Copy protection is a method of making it difficult or impractical for people to make illegal or unauthorized copies of a game. This is usually only of concern with commercial games or shareware games, where pirate copies potentially reduce the authors' profits substantially.
By contrast, IF hobbyists usually don't bother with copy protection at all. Sometimes a user license is included with the game, sometimes not, and the authors trust that the public will do the right thing and not screw the authors over too much by ignoring their wishes.
The most common form of copy protection requires shipping a legitimate copy of the game with something non-electronic, a tangible something called a feelie that also contains information necessary to complete the game. (Not all feelies are instances of copy protection; some feelies are just fun items that add value to the purchase.)

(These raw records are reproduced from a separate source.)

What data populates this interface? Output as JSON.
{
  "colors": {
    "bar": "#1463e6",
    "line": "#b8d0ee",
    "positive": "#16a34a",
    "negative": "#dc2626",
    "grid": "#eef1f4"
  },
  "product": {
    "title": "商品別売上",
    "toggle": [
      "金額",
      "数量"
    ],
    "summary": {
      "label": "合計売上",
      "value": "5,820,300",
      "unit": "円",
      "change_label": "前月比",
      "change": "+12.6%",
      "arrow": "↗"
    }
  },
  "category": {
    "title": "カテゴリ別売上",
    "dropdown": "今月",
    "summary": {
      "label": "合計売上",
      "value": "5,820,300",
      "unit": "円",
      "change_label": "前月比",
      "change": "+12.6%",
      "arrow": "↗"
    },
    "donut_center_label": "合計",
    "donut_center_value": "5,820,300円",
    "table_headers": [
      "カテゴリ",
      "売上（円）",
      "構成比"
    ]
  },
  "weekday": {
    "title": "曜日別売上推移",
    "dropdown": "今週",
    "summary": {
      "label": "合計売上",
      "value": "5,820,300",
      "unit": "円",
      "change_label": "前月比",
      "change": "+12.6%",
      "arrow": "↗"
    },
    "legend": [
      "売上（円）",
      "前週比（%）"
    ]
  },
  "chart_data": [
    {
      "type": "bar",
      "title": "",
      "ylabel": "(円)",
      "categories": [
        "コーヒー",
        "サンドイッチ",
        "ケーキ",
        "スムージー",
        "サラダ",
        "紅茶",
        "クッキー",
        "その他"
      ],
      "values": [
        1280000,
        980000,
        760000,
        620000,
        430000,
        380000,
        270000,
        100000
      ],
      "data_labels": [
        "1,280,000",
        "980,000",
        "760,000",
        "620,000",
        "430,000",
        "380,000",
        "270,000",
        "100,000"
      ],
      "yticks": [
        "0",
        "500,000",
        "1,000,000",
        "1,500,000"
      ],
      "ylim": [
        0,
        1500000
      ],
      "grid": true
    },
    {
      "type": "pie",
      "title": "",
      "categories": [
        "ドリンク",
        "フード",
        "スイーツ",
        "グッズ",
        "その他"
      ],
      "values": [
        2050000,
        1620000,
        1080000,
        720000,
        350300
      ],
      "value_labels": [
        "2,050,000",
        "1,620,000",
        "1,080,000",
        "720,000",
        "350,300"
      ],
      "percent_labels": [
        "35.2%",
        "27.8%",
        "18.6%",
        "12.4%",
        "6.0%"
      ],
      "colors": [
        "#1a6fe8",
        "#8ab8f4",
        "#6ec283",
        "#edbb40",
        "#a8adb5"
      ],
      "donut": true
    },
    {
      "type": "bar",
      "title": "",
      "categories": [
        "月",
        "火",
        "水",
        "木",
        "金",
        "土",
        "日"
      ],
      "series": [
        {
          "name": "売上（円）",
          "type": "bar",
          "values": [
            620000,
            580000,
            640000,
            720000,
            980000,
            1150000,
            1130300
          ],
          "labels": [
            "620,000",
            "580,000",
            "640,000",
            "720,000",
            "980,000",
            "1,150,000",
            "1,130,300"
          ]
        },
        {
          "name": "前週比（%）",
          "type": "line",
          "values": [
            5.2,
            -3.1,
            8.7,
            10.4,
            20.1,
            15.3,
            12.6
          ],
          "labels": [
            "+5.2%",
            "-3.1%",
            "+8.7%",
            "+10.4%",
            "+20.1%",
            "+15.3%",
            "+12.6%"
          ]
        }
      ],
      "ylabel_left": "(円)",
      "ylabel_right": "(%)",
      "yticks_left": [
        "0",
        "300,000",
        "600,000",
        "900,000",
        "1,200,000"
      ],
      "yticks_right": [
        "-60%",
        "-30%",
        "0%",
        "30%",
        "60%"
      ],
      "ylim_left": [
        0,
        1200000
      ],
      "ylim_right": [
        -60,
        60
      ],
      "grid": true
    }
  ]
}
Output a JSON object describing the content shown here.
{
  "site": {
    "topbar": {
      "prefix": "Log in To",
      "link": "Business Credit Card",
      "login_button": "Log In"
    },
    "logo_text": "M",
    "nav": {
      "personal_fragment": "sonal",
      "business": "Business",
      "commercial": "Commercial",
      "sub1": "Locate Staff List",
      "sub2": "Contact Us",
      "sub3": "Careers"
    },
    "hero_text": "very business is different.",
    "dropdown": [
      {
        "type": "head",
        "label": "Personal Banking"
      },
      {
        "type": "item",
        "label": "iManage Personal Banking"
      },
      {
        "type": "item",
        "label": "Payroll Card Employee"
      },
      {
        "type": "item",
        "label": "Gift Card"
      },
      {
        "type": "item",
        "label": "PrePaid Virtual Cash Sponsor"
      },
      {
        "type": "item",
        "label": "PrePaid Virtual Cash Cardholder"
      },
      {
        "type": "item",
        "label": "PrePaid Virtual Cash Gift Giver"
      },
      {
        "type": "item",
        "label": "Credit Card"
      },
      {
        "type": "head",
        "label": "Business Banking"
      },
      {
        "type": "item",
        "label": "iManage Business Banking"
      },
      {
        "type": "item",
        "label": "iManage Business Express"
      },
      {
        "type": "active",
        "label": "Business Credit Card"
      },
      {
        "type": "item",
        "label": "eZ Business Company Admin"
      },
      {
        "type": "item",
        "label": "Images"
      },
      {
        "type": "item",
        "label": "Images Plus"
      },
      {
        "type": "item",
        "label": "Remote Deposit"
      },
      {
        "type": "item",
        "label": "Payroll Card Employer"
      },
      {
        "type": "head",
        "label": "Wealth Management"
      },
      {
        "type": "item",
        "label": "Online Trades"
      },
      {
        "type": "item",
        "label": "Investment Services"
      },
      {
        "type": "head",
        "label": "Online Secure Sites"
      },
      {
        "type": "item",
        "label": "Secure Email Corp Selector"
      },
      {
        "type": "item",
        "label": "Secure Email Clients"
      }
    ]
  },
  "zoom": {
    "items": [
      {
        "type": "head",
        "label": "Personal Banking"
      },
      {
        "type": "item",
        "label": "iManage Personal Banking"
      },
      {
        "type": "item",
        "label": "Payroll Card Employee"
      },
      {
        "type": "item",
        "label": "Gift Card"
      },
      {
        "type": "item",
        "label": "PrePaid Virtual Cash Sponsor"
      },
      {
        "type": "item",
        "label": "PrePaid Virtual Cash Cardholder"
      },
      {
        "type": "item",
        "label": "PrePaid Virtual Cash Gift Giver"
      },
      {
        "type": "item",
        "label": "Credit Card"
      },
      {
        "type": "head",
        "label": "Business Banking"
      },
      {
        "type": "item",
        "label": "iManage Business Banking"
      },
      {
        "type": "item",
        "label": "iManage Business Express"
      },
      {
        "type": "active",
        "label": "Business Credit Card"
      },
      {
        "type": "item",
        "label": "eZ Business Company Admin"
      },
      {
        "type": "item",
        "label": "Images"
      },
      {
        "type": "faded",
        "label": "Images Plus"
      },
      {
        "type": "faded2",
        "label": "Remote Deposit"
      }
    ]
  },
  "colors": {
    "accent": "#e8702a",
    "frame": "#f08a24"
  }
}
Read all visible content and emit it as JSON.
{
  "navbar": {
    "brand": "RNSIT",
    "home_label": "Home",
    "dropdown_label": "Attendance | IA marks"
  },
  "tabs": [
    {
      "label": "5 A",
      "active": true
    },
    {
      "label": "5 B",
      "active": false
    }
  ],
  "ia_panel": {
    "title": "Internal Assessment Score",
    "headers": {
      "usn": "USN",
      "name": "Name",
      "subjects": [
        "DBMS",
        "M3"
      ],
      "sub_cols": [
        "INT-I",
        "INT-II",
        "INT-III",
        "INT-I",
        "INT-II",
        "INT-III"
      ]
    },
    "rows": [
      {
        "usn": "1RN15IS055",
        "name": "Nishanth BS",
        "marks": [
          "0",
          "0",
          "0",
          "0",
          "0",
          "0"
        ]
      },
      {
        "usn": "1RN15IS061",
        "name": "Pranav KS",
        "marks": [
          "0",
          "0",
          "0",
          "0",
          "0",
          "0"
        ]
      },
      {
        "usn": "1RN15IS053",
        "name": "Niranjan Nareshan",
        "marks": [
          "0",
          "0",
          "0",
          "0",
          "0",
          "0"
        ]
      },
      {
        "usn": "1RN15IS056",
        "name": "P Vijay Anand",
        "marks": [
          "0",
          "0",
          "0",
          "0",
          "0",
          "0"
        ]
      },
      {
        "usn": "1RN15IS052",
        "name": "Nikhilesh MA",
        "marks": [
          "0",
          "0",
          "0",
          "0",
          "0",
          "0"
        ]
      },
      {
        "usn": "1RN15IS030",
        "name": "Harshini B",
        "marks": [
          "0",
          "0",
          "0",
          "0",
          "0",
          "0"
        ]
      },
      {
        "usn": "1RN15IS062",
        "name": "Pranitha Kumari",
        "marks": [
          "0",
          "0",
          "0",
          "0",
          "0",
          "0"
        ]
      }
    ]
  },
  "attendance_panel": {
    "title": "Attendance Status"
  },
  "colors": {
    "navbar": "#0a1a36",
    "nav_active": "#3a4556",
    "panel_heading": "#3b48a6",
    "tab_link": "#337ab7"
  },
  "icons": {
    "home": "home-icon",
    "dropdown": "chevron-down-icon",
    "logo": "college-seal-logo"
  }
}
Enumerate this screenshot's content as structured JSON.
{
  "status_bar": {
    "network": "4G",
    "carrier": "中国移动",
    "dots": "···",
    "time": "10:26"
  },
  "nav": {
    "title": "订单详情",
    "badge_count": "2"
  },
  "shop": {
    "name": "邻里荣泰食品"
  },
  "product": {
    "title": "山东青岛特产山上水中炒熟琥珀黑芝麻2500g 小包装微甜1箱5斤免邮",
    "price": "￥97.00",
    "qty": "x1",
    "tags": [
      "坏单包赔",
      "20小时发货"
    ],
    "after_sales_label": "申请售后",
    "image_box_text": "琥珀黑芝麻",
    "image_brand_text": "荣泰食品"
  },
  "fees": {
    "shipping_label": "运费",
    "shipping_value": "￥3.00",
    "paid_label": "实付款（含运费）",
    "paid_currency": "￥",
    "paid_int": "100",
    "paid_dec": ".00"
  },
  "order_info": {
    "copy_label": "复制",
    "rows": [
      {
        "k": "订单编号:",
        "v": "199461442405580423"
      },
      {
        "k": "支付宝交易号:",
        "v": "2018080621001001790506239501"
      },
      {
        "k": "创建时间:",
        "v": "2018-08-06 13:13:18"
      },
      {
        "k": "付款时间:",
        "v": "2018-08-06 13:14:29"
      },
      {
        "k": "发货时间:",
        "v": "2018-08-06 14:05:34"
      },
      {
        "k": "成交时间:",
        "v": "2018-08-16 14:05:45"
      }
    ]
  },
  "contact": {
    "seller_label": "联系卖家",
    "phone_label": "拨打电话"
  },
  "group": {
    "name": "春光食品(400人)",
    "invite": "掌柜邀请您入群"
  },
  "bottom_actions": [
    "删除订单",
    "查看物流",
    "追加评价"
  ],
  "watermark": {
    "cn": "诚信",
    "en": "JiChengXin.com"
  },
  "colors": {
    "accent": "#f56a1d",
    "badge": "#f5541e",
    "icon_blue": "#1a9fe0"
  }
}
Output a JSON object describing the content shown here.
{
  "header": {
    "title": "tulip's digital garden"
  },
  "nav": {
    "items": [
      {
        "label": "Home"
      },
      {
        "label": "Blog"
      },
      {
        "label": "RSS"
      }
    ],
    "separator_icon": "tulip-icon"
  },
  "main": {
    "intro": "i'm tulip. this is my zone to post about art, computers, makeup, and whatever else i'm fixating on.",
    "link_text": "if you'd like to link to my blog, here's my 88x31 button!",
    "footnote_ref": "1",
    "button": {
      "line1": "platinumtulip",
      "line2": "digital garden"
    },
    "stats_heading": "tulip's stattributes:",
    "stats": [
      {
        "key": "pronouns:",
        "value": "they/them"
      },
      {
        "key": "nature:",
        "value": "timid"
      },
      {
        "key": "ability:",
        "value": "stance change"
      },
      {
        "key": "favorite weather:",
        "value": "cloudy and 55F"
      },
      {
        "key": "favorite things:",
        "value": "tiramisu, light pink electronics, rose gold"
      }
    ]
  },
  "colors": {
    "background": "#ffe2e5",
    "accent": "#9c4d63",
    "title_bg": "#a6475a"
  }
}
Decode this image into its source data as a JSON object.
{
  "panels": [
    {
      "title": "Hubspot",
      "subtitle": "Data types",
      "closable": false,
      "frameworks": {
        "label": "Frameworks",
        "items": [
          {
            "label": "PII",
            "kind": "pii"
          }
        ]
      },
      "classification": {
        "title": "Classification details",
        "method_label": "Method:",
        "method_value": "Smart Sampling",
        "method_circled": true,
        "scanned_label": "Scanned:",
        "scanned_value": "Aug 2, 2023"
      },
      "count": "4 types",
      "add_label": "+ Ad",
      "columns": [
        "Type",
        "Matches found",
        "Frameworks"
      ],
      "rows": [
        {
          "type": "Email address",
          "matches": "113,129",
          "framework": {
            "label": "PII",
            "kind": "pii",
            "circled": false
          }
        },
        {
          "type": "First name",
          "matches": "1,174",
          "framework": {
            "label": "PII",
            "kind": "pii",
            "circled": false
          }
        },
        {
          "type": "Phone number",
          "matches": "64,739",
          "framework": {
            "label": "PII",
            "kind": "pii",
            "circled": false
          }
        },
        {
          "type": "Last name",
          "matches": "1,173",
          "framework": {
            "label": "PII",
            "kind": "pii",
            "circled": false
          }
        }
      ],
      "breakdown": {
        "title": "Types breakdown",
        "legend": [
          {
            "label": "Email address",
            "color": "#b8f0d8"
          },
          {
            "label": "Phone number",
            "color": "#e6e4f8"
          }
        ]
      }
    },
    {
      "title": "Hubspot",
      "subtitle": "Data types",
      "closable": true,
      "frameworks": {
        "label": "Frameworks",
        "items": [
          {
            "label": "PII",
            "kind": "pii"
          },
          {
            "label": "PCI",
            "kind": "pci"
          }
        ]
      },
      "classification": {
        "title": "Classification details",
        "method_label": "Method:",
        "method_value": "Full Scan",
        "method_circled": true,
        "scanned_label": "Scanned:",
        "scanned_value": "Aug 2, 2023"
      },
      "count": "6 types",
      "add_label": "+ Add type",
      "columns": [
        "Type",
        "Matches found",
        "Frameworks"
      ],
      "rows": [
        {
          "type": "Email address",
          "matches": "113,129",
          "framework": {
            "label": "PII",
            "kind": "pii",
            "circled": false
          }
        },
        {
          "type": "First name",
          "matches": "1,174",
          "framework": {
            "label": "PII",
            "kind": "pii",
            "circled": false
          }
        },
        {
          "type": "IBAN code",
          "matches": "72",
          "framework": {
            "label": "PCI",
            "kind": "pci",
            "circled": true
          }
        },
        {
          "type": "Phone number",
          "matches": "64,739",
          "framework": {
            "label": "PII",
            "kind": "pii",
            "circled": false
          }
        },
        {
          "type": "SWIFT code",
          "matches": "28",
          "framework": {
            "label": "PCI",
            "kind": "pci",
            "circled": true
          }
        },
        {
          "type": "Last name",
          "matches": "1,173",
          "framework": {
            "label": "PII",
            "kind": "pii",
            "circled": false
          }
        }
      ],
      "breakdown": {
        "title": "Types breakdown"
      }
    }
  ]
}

Feelies that contain copy protection information should be difficult or annoying to copy, to act as a disincentive to copying. Examples include:
- Books or booklets. A person is less likely to photocopy a 50-page book than one or two pages.
- Color printing. Light blue ink didn't photocopy at all on older black-and-white photocopiers. Red ink on dark paper might photocopy as solid black. Now that color photocopiers (and digital cameras) are more commonplace, this scheme isn't so useful.
- Non-ASCII character glyphs. Weird shapes can't be typed directly in e-mails; one would have to describe them or take a picture of them or come up with an ASCII encoding of them to get around it.
- Lots of numbers. People hate typing out long lists of numbers and chances are good that the copier will make mistakes.
- Code wheels. How badly do you want to disassemble your code wheel, photocopy the parts, and then get the other person to reprint the parts and reassemble the code wheel at the other end?
- Hiding in plain sight. If the feelie doesn't look like it contains copy protection, people might not realize the feelie is important. Or the feelie could contain lots of information, and it's not obvious what parts are significant.
Shareware publishers might opt simply to make the copy protection info a separate purchase. That is, the main game program is released to the public, but to finish the game, you'll have to send a small payment to the author to get the copy protection info mailed (or e-mailed) back to you.
Examples of copy protection methods
Games published by Infocom:
- Ballyhoo included an booklet that could be mostly ignored except for an ad for radio station WPDL that includes its AM radio frequency.
- Hollywood Hijinx included a photo of Uncle Buddy with a handwritten poem on the back which contained a hidden clue on how to unlock the front door.
- Leather Goddesses of Phobos included both a catacombs map and a comic book, both of which were needed to navigate the game's catacombs maze.
- The Lurking Horror included a student ID card; the player needs to know his or her ID and password to use the school's computers.
- A Mind Forever Voyaging included a code wheel that had to be consulted every time Perry wanted to enter simulation mode. Unhappily, the code wheel included spots of color without naming them, while the game, of course, refered to the colors solely by name.
- Sherlock: The Riddle of the Crown Jewels included a two-sided newspaper page, filled with articles. It was hardly obvious what part of the newspaper contained the information necessary for finishing the game.
- Sorcerer included an infotater feelie that describes twelve creatures and associates them with arbitrary color codes, which the PC must reproduce to unlock a trunk early in the game.
- Stationfall included long lists of numerical coordinates from which the player had to consult to navigate the spaceship to its destination.
- Zork Zero included The Flathead Calendar 883 feelie, a calendar booklet containing mini-biographies of the Twelve Flatheads plus interesting trivia about Zork. Illustrations depicted the Flatheads with the objects most associated with them. A careful perusal of the text, however, was necessary to learn less obvious facts, such as how to find the secret wing of Dimwit's castle, how to summon Antharian cave-dwelling witches, where Frank Lloyd Flathead's office was, and how to avoid losing a game of Double Fanucci.